However, the decade of bling, pop punk, and R&B saw the increased formalization of graphic design as a major industry. It also witnessed the discipline align with other professional creative fields such as architecture and industrial design. It was during the 2000s that “rebranding” became not only desirable, but essential in a fast-paced and increasingly digitized consumer market, with graphic design agencies like Pentagram creating some of the most widely-recognized brand identities for clients worldwide.
Stylistically, the 2000s inherited the fashion-forward ethos of the previous decade, with New York (in particular) as a center of fashion and consumerism. Sex and the City brought high-fashion and rhinestone-encrusted typography to the small screen, and pink, favored by Juicy Couture and punk pop fans, became the undisputed color of the decade.
Arguably the most iconic design of the 2000s was the traditional poster. In 2008, LA-based street artist Shepard Fairey designed a now-iconic stencil portrait of presidential candidate Barack Obama. Teamed with the word “HOPE” in vintage-inspired sans-serif type, the style of the design has been widely copied (and parodied) ever since.
2010s: Vintage Revival and Flat Design
With internet usage at an all-time high and smartphones a part of daily life, perhaps we’d have expected the 2010s to be a decade of futuristic design. Not so. Brands shunned tech-inspired styles in favor of vintage-inspired design, which looked to 19th century woodcut styles and rural influences. The result was rustic logos that helped digital brands feel older and more established.
Grunge textures, stamp-style branding, and humanist fonts became the hallmarks of “hipster” design, adorning coffee shop windows and website landing pages.
Alongside the vintage design revival, flat design became the dominant graphic style of the decade, believed (arguably erroneously) to improve the usability of apps. Digital design continued to branch away from print design, with UX design, web development, and app design formalizing into stand-alone disciplines with their own stylistic preferences. In 2010, Google launched Google Fonts, providing web fonts free of charge.
From Free Love to Free Fonts
In the first part of our Design Through the Decades series, we looked at how Modernism developed through five decades and survived two World Wars to become the dominant doctrine of design worldwide. The 1960s stretched the boundaries of Modernism, and by the 70s, a more experimental and individualist vision of design was in vogue.
In just over half a century, graphic design as an industry has evolved from commercial art to corporate necessity, with big business now placing brand design at the heart of their marketing strategies.
In the last three decades, computer technology and the internet has also transformed the design industry almost unrecognizably. Digital design now sits alongside print as an equal, and it seems likely digital designers will only enjoy more prominence in the near future.
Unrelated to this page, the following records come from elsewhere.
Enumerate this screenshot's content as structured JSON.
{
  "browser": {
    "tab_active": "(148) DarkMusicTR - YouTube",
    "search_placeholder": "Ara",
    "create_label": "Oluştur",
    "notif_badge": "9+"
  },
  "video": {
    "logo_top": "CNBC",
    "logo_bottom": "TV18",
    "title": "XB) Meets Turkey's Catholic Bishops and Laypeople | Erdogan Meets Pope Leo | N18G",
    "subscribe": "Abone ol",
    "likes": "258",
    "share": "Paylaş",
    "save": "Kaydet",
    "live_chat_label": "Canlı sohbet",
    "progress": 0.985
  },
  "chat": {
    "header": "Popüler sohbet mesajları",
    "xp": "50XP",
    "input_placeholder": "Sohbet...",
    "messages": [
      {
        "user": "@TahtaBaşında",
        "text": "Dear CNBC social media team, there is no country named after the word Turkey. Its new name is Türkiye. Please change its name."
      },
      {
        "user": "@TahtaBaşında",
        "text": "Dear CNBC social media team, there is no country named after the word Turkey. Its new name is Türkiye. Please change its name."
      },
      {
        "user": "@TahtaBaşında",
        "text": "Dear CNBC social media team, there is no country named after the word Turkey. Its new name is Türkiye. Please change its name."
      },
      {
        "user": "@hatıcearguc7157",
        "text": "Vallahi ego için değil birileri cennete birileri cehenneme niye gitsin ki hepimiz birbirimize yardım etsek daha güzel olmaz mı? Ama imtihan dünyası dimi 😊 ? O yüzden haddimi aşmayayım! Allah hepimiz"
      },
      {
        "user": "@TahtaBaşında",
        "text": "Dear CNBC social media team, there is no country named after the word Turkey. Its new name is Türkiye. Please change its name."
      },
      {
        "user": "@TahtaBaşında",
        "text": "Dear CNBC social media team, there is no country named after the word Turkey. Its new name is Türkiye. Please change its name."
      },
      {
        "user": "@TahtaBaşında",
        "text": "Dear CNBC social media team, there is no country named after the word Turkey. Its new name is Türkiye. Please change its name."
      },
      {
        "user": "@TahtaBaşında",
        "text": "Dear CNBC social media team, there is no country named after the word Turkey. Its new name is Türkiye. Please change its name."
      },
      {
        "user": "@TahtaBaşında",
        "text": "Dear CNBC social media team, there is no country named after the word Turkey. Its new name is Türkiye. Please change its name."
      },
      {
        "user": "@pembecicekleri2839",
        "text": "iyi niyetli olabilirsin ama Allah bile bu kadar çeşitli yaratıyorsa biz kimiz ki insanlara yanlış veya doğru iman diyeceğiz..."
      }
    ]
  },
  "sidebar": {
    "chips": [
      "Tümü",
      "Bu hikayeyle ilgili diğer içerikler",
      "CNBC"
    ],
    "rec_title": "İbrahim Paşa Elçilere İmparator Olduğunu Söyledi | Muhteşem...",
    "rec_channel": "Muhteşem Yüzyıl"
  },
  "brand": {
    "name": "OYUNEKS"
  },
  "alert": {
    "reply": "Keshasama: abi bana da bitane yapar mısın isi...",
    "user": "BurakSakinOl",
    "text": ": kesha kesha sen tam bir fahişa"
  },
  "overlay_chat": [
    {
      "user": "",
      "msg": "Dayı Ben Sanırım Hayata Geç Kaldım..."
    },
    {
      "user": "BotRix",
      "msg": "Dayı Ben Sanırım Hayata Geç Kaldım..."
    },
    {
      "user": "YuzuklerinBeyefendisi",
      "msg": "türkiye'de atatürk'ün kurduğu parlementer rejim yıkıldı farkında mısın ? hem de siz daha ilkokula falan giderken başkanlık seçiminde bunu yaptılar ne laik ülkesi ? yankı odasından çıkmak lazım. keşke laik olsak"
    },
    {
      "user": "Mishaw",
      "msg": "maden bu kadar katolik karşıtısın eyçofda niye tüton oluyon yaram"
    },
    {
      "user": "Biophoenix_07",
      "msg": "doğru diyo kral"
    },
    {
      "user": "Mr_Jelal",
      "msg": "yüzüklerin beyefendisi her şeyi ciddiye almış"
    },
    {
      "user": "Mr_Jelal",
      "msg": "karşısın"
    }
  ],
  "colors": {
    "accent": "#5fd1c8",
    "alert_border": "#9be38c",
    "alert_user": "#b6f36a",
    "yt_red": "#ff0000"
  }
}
Catch up on the first part of our Design Through the Decades series, and discover how the Modernists came to shape graphic design as we know it today.
Discover more about the fascinating history of photography, art, and design with these in-depth reads: